Yours is the Earth and everything that’s in it,
And – which is more – you’ll be a Man, my son!



11 Comments Add yours

  1. This is a wonderful poem! If I ever master teaching poetry in my classes, this will be one of them. Your insights give it even more meaning.

    1. M_McKeen says:

      Thank you! It is a poem that has a lot of meaning for me.

  2. carlalouise89 says:

    This is one of my favourite poems to teach in poetry! I always teach “Stop All The Clocks” by W.H. Auden and Sonnet 116 of William Shakespeare’s. And at the end of the unit, I always love to show “The Dead Poet’s Society”.

    But great message. And I think the poem really suits your message 🙂

    1. M_McKeen says:

      I remember studying Sonnet 116 at school too though am not familiar with Stop All The Clocks”, it’s a good poem though. Thank you, that’s what I hoped 🙂

      1. carlalouise89 says:

        Definitely read Stop All The Clocks. It’s devastating. Seriously.

      2. M_McKeen says:

        Do you write poetry?

      3. carlalouise89 says:

        Not really. It seems to be the one thing I don’t write, even though I’m incredibly passionate about it.

        However, that being said (and I hope it doesn’t sound braggy, it just happens to be true) I am quite good at writing it when I do. Even in uni, and we had a creative writing class, I had to write three poems. I did it last minute because I just don’t feel like it’s true, but I managed to come out with a distinction.

        How about you? Do you write poetry?

      4. M_McKeen says:

        Haha don’t worry about it! I know what you mean. I haven’t written as much as I used to. I like it to come naturally, otherwise I fear that it’ll sound false. Haven’t really written anything recently though.

      5. carlalouise89 says:

        Yeah, I understand that! I think that’s why I don’t anymore. Other things come far more easily for me!

  3. This is a great poem and post, Matt! I know that it can be really hard for me since I’ve struggled for so long and still haven’t gotten to where I want to be in terms of progress. Still, I know that I have made progress and that if I continue to do so, I’ll get through this!

  4. Reblogged this on Getting Through Anxiety and commented:
    Matt from In Silence We Suffer shares this wonderful post and poem! Please check out his wonderful blog!

Leave a Reply

Fill in your details below or click an icon to log in:

WordPress.com Logo

You are commenting using your WordPress.com account. Log Out /  Change )

Google photo

You are commenting using your Google account. Log Out /  Change )

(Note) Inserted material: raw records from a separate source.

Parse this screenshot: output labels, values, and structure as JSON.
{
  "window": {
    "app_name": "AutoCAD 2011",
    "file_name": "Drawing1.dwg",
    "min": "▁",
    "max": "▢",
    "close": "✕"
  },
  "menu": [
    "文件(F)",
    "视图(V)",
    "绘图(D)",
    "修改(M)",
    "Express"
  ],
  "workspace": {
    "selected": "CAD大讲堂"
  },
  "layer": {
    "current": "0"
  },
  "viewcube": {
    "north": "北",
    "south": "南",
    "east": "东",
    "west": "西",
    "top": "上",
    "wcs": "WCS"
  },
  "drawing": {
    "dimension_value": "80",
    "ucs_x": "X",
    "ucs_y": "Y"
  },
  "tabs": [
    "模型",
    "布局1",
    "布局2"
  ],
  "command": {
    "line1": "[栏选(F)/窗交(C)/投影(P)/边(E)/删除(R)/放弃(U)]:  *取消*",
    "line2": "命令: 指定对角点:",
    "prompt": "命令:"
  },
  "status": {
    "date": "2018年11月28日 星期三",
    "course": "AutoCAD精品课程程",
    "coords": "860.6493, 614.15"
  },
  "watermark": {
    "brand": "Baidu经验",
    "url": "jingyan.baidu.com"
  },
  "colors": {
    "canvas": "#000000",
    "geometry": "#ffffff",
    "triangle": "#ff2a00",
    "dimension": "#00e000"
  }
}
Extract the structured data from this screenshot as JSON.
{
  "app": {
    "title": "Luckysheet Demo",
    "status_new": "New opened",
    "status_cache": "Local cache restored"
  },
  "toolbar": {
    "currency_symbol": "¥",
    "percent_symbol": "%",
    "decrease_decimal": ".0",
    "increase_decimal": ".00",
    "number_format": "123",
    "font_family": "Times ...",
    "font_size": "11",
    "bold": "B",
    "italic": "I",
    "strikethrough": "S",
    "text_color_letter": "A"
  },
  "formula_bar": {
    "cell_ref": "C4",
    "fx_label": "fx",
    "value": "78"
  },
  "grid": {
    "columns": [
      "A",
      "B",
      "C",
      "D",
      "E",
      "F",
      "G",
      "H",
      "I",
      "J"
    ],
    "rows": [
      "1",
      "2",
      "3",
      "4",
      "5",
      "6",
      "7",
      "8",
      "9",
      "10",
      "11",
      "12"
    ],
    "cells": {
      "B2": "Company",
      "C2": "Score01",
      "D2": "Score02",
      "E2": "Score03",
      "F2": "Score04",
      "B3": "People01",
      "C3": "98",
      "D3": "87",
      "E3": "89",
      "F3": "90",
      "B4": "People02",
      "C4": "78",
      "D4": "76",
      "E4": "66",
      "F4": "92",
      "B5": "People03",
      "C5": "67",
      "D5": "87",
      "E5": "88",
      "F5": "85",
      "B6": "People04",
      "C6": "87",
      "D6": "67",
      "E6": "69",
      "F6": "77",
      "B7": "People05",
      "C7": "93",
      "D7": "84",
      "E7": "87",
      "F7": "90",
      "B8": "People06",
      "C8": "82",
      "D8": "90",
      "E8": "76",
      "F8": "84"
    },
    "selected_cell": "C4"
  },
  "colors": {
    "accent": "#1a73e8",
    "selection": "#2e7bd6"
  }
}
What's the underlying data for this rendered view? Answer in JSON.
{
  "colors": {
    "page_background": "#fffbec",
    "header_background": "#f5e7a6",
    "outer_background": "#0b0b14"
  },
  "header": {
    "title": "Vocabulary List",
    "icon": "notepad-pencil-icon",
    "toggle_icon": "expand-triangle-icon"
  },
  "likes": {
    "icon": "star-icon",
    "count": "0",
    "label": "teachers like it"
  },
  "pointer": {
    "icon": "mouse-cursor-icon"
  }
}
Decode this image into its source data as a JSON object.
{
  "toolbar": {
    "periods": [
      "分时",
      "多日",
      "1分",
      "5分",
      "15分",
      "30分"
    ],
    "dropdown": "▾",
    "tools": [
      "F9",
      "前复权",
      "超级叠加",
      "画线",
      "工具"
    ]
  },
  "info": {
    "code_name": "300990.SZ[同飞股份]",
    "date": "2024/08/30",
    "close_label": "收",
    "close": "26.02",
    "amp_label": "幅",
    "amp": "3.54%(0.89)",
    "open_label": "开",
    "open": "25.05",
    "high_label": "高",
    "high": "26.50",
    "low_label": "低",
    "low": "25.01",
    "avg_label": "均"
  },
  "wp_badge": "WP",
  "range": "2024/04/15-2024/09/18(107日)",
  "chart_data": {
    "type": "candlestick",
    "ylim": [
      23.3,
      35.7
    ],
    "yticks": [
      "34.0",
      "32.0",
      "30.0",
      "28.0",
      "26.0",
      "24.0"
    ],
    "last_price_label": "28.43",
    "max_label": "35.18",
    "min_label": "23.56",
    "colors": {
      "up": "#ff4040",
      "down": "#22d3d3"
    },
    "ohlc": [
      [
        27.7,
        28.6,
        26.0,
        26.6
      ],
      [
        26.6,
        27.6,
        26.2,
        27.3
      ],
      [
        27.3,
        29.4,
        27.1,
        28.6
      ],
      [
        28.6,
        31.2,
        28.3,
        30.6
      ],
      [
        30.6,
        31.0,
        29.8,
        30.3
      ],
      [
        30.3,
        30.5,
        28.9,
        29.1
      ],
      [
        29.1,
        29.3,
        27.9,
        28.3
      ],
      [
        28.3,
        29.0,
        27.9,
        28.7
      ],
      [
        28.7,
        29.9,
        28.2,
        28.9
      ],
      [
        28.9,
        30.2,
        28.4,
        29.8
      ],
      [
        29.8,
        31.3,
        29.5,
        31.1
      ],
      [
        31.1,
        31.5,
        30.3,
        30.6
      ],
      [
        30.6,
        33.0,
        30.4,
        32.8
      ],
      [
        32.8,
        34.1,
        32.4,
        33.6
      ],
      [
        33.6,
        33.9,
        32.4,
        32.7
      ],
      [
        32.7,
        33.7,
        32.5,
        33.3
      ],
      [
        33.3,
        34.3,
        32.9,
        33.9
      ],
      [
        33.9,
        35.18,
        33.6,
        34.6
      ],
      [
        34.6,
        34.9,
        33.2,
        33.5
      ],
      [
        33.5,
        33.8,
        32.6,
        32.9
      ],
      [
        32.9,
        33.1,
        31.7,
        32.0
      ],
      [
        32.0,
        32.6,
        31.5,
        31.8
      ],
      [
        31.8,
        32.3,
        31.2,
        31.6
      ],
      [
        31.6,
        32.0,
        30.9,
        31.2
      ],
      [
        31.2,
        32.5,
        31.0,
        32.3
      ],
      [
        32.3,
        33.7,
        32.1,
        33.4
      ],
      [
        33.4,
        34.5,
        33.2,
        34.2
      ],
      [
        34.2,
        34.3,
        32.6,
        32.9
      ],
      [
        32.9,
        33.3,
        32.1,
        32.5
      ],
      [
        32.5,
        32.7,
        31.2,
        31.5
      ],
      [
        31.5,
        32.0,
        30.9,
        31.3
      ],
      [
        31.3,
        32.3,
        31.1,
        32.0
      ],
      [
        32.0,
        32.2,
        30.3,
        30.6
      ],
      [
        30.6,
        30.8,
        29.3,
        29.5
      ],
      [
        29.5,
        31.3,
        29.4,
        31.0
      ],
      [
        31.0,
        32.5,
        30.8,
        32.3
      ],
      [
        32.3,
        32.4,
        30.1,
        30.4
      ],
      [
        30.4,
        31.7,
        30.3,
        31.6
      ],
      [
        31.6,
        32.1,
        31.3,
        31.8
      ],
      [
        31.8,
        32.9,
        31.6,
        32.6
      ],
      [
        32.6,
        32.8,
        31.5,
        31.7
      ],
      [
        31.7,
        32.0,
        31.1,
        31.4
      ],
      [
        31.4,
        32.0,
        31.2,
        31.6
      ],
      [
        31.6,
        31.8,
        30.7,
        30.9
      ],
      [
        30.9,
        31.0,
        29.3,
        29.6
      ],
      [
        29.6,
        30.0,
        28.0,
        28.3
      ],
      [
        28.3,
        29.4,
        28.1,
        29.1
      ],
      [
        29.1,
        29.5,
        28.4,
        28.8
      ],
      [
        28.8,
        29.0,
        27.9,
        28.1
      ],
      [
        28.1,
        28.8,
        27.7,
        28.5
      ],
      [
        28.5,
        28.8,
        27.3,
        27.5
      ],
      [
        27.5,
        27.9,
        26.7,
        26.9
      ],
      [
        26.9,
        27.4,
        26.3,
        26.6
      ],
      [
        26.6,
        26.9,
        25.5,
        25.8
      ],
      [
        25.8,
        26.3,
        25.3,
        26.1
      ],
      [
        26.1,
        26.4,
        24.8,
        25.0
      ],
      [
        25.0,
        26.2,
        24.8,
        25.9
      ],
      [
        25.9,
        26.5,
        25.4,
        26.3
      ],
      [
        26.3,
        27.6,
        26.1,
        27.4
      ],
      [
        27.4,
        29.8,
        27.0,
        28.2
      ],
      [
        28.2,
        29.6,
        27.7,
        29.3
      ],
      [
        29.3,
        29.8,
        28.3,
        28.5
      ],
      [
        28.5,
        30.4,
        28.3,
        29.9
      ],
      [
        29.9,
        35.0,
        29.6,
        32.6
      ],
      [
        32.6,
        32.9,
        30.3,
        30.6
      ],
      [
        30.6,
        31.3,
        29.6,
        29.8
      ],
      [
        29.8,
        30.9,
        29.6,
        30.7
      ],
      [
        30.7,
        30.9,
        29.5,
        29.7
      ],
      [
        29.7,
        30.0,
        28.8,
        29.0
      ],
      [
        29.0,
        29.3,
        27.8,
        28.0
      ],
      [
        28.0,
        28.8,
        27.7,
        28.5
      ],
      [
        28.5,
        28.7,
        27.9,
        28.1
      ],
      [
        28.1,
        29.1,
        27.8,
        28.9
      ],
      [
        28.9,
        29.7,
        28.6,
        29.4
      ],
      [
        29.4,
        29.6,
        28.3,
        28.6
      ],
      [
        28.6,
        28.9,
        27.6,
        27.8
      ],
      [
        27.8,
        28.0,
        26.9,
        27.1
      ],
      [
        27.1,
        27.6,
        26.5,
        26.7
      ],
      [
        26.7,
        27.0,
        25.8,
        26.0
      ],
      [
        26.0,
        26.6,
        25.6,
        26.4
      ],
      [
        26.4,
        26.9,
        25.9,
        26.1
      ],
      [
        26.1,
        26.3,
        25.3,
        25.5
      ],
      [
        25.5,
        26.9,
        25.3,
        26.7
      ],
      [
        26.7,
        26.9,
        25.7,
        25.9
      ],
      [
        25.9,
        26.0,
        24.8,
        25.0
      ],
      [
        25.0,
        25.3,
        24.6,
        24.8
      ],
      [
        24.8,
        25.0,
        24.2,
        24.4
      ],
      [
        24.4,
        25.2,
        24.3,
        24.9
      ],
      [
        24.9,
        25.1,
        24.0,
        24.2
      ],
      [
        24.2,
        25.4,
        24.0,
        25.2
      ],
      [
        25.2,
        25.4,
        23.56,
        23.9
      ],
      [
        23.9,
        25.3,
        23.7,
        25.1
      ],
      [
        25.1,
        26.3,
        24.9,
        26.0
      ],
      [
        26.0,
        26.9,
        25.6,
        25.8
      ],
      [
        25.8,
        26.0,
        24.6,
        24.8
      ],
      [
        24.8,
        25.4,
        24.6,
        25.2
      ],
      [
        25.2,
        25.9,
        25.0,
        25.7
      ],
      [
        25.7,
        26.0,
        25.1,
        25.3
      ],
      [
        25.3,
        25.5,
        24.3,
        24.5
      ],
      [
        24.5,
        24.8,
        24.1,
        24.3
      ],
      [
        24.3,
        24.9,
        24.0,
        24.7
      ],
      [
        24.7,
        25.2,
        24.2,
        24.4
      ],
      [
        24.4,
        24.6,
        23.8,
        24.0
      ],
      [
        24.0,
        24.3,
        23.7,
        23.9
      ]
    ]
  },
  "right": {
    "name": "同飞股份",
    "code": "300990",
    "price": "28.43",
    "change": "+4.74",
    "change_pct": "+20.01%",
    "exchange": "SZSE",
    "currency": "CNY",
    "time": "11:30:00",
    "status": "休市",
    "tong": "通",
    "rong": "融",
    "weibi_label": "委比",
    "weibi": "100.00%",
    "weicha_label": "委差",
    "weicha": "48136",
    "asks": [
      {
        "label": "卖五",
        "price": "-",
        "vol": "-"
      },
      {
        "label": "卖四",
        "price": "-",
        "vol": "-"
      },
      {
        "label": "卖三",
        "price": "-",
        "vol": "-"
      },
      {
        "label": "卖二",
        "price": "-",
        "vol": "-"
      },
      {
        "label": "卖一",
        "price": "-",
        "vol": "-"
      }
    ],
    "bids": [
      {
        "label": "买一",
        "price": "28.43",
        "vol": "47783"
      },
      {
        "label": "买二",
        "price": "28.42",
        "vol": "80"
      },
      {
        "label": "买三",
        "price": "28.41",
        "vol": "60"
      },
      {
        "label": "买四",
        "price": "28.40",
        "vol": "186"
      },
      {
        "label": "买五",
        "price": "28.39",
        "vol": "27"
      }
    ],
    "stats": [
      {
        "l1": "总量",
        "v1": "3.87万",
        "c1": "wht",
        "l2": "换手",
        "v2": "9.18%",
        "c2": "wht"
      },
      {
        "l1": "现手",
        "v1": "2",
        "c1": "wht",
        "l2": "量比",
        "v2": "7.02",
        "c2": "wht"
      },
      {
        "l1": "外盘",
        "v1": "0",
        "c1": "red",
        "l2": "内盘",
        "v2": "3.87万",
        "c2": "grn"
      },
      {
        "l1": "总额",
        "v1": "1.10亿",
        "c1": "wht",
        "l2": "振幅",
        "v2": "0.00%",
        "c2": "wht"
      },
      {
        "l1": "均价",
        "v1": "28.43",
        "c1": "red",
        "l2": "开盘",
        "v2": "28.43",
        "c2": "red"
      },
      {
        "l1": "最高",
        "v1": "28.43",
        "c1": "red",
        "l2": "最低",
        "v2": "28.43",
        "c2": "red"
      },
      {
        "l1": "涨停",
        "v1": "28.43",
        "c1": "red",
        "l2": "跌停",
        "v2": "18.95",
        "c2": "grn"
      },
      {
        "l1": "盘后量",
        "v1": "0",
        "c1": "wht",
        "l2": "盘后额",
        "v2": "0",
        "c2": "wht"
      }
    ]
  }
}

Twitter picture

You are commenting using your Twitter account. Log Out /  Change )

Facebook photo

You are commenting using your Facebook account. Log Out /  Change )

Connecting to %s